- WHAT IS NEEDED
Exactly as they stand, set down the following records once more.

- DATASET
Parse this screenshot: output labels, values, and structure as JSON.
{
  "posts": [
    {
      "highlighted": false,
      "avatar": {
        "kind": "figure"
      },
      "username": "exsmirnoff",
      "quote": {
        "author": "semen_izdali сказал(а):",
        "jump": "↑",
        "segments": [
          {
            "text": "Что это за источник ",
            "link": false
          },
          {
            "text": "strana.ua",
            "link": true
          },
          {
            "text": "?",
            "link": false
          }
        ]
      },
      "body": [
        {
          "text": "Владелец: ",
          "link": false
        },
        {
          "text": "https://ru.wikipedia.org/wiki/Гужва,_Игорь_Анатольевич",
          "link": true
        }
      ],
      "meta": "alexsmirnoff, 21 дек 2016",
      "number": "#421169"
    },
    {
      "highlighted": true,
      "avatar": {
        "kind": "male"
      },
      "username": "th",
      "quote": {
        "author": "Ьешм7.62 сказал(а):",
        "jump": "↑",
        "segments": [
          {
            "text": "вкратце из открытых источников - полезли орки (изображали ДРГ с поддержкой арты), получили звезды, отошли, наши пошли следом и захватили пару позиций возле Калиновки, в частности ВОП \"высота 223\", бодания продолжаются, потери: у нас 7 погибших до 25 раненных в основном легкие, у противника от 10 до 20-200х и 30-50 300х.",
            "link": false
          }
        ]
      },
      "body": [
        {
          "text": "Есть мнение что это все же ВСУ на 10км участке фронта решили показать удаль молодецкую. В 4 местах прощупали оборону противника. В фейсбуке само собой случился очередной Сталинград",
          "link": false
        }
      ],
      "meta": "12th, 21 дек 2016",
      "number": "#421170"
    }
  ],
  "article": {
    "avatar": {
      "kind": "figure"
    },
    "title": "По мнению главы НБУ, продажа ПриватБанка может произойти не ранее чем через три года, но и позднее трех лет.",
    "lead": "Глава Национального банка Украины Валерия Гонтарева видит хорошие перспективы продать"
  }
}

- RESPONSE FOR THIS EXERCISE
Parse this screenshot: output labels, values, and structure as JSON.
{
  "posts": [
    {
      "highlighted": false,
      "avatar": {
        "kind": "figure"
      },
      "username": "exsmirnoff",
      "quote": {
        "author": "semen_izdali сказал(а):",
        "jump": "↑",
        "segments": [
          {
            "text": "Что это за источник ",
            "link": false
          },
          {
            "text": "strana.ua",
            "link": true
          },
          {
            "text": "?",
            "link": false
          }
        ]
      },
      "body": [
        {
          "text": "Владелец: ",
          "link": false
        },
        {
          "text": "https://ru.wikipedia.org/wiki/Гужва,_Игорь_Анатольевич",
          "link": true
        }
      ],
      "meta": "alexsmirnoff, 21 дек 2016",
      "number": "#421169"
    },
    {
      "highlighted": true,
      "avatar": {
        "kind": "male"
      },
      "username": "th",
      "quote": {
        "author": "Ьешм7.62 сказал(а):",
        "jump": "↑",
        "segments": [
          {
            "text": "вкратце из открытых источников - полезли орки (изображали ДРГ с поддержкой арты), получили звезды, отошли, наши пошли следом и захватили пару позиций возле Калиновки, в частности ВОП \"высота 223\", бодания продолжаются, потери: у нас 7 погибших до 25 раненных в основном легкие, у противника от 10 до 20-200х и 30-50 300х.",
            "link": false
          }
        ]
      },
      "body": [
        {
          "text": "Есть мнение что это все же ВСУ на 10км участке фронта решили показать удаль молодецкую. В 4 местах прощупали оборону противника. В фейсбуке само собой случился очередной Сталинград",
          "link": false
        }
      ],
      "meta": "12th, 21 дек 2016",
      "number": "#421170"
    }
  ],
  "article": {
    "avatar": {
      "kind": "figure"
    },
    "title": "По мнению главы НБУ, продажа ПриватБанка может произойти не ранее чем через три года, но и позднее трех лет.",
    "lead": "Глава Национального банка Украины Валерия Гонтарева видит хорошие перспективы продать"
  }
}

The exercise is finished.